Although, technically, Nelson is at the finish line, with only two classes in the spring and his student teaching requirement left to finish, he estimates he won’t earn his license for at least another two years. It’s his wife’s turn to pursue her master’s degree. Nelson’s family can’t afford to lose his income.
“You put your notice in on your other job, and you don’t have a guarantee you’re going to have a job coming out,” he said, adding that it would be more feasible if there were better financial aid for student teaching, or a way to break it into chunks. Nelson plans to work as a substitute teacher until he can afford to student teach.
“My personal belief is that society has got to change its philosophy,” he said. “Student teaching, you’re working in the classroom. Why make it such a hindrance? People should be paid for work. It’s almost free labor.”
“The stuff with the family, making sure you’ve got a roof over your head and food, is basically what it comes down to,” he said. “But I’m going to stick with it, and when the time comes, I’m going to do it.”
The right kind of funding
Metro State has accrued many thousands of dollars in endowment funds dedicated to scholarships, but the money isn’t nearly enough to meet the demands of teacher candidates struggling to student teach. Part of the problem is the way endowment money is structured. Schools can’t access the full fund immediately; they can only use the interest it earns. The idea is that donations will continue to benefit students for many years.
But students at Metro State need funding now. That’s why the school recently began a scholarship fund that would make money available immediately for student teachers. They sent out a letter requesting donations this September. So far the fund has earned less than $300.
Latisha Eaddy nearly gave up. As the now 41-year-old prepared to begin student teaching, a notice arrived in the mail: she’d received as many student loans as lenders were willing to provide. She recalled the moment, “I said, ‘Eric, I don’t think I can do it.’ He said, ‘You gotta do it. We gotta get you in there now.’”
The roadblocks kept coming. Eaddy submitted an application for a leave of absence from her job. Supervisors responded with a notice of termination. She got through her student teaching by contributing to family finances with unemployment assistance and part-time work at a daycare center.
Meanwhile, her relationship with her 13-year-old daughter suffered. Eaddy wasn’t able to drive her to gymnastics or basketball practice. Her daughter asked, “When you gonna have time?”
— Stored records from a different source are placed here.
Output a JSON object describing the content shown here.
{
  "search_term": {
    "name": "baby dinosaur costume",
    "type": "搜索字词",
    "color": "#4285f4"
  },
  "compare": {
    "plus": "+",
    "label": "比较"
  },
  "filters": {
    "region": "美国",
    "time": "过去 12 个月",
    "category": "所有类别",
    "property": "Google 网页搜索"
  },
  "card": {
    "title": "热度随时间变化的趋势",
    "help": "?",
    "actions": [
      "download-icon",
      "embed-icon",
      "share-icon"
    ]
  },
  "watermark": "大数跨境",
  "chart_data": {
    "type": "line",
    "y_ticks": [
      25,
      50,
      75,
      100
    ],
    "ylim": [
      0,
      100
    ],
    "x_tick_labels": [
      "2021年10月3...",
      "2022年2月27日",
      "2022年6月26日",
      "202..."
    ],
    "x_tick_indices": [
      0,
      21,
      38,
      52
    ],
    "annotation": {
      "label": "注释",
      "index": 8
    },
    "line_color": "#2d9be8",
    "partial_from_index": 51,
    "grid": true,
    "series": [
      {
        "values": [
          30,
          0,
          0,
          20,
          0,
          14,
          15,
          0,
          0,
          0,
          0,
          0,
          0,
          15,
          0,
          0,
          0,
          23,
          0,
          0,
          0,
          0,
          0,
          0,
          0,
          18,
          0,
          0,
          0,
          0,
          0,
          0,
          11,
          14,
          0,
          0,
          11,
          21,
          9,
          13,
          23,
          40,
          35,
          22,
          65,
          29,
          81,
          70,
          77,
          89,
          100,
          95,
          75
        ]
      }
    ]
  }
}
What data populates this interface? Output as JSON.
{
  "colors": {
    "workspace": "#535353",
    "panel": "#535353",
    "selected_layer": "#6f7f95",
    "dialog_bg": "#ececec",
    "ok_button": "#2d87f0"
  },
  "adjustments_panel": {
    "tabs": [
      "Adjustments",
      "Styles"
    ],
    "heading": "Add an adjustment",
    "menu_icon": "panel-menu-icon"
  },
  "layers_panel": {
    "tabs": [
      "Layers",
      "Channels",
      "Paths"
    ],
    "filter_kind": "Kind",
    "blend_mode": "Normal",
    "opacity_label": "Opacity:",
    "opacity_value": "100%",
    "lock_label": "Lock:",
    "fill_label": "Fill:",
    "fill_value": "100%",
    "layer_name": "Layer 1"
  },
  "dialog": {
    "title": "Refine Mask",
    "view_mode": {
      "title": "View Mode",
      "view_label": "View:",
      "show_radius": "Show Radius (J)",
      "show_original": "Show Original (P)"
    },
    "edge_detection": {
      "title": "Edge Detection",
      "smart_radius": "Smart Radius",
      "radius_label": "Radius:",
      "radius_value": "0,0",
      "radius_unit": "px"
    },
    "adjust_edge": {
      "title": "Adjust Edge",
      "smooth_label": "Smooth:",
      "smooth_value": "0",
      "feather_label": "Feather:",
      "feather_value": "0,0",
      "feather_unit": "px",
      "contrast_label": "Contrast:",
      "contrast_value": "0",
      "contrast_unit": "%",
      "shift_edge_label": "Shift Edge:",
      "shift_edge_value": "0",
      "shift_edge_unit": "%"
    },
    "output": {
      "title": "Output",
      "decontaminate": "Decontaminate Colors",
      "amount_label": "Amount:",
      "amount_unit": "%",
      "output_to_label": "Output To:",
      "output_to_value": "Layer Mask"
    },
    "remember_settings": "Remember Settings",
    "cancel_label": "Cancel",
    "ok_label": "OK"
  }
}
When the Daily Planet interviewed her, Eaddy had just begun her first week teaching fifth grade at Jenny Lind school in North Minneapolis. “I’m grateful to be this far. I’m happy that I was given this position and the opportunity to display my talents,” Eaddy said. “I’m not going to stop.”
Reporting for this article supported in part by Bush Foundation.